The Motley Fool Discussion Boards
Financial Planning / Tax Strategies
|Subject: Re: Non-Profit Organizations Of The Rich.||Date: 7/26/2000 11:02 PM|
|Author: TMFExRO||Number: 38077 of 119695|
Do they do it for the "giving" , or is there something (which I suspect is so) that actually causes them to preserve their wealth by paying less in taxes than if they didn't have the non-profit organization to begin with?
And they call me cynical.
A charitable foundation is an entity in itself, and the rich person who funded it no longer owns the assets. Of course they pay less in taxes than people who keep every penny they can; they get a charitable contribution deduction (within limits). The same is true for anyone who itemizes and makes charitable contributions.

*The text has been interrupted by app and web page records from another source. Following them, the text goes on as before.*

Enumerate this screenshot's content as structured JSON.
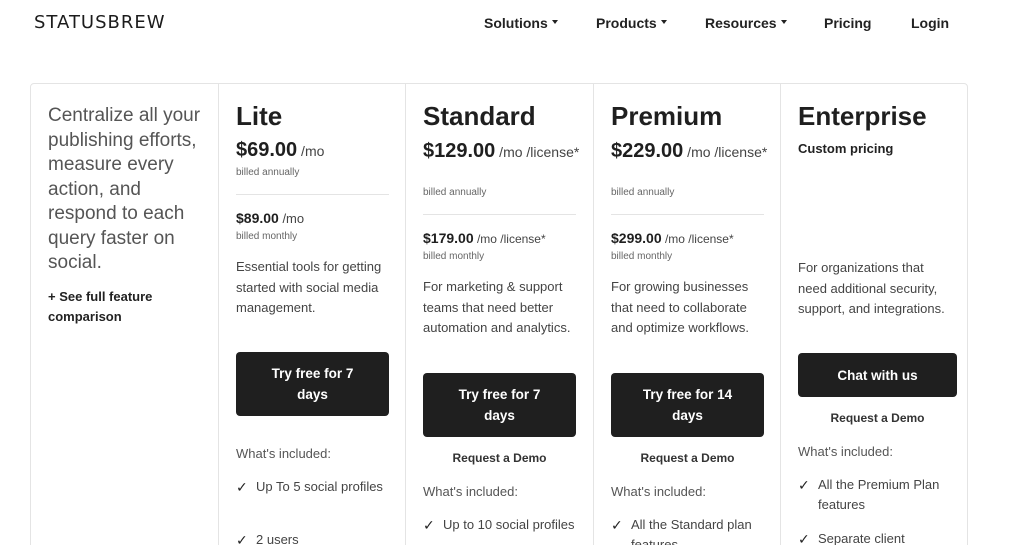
{
  "header": {
    "logo": "STATUSBREW",
    "nav": [
      {
        "label": "Solutions",
        "dropdown": true
      },
      {
        "label": "Products",
        "dropdown": true
      },
      {
        "label": "Resources",
        "dropdown": true
      },
      {
        "label": "Pricing",
        "dropdown": false
      },
      {
        "label": "Login",
        "dropdown": false
      }
    ]
  },
  "intro": {
    "text": "Centralize all your publishing efforts, measure every action, and respond to each query faster on social.",
    "link": "+ See full feature comparison"
  },
  "plans": {
    "lite": {
      "name": "Lite",
      "price": "$69.00",
      "price_unit": " /mo",
      "billed": "billed annually",
      "monthly_price": "$89.00",
      "monthly_unit": " /mo",
      "monthly_billed": "billed monthly",
      "desc": "Essential tools for getting started with social media management.",
      "cta": "Try free for 7 days",
      "included": "What's included:",
      "features": [
        "Up To 5 social profiles",
        "2 users"
      ]
    },
    "standard": {
      "name": "Standard",
      "price": "$129.00",
      "price_unit": " /mo /license*",
      "billed": "billed annually",
      "monthly_price": "$179.00",
      "monthly_unit": " /mo /license*",
      "monthly_billed": "billed monthly",
      "desc": "For marketing & support teams that need better automation and analytics.",
      "cta": "Try free for 7 days",
      "demo": "Request a Demo",
      "included": "What's included:",
      "features": [
        "Up to 10 social profiles"
      ]
    },
    "premium": {
      "name": "Premium",
      "price": "$229.00",
      "price_unit": " /mo /license*",
      "billed": "billed annually",
      "monthly_price": "$299.00",
      "monthly_unit": " /mo /license*",
      "monthly_billed": "billed monthly",
      "desc": "For growing businesses that need to collaborate and optimize workflows.",
      "cta": "Try free for 14 days",
      "demo": "Request a Demo",
      "included": "What's included:",
      "features": [
        "All the Standard plan features"
      ]
    },
    "enterprise": {
      "name": "Enterprise",
      "custom": "Custom pricing",
      "desc": "For organizations that need additional security, support, and integrations.",
      "cta": "Chat with us",
      "demo": "Request a Demo",
      "included": "What's included:",
      "features": [
        "All the Premium Plan features",
        "Separate client"
      ]
    }
  },
  "icons": {
    "check": "check-icon",
    "caret": "chevron-down-icon"
  }
}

As I see it, the personal benefit that the funder gets is the ability to see that the charitable funds are directed to projects that (s)he feels are worth the time and money. God knows there's enough need, and I for one don't quibble with people who do good works, even if they insist on putting their names on buildings.
I'd be the last person to say that there has never been a scam involving a foundation. For a laugh-out-loud fictional narrative about one, I highly recommend the out-of-print "How Firm a Foundation" by Patrick Dennis.
|Copyright 1996-2013 trademark and the "Fool" logo is a trademark of The Motley Fool, Inc. Contact Us|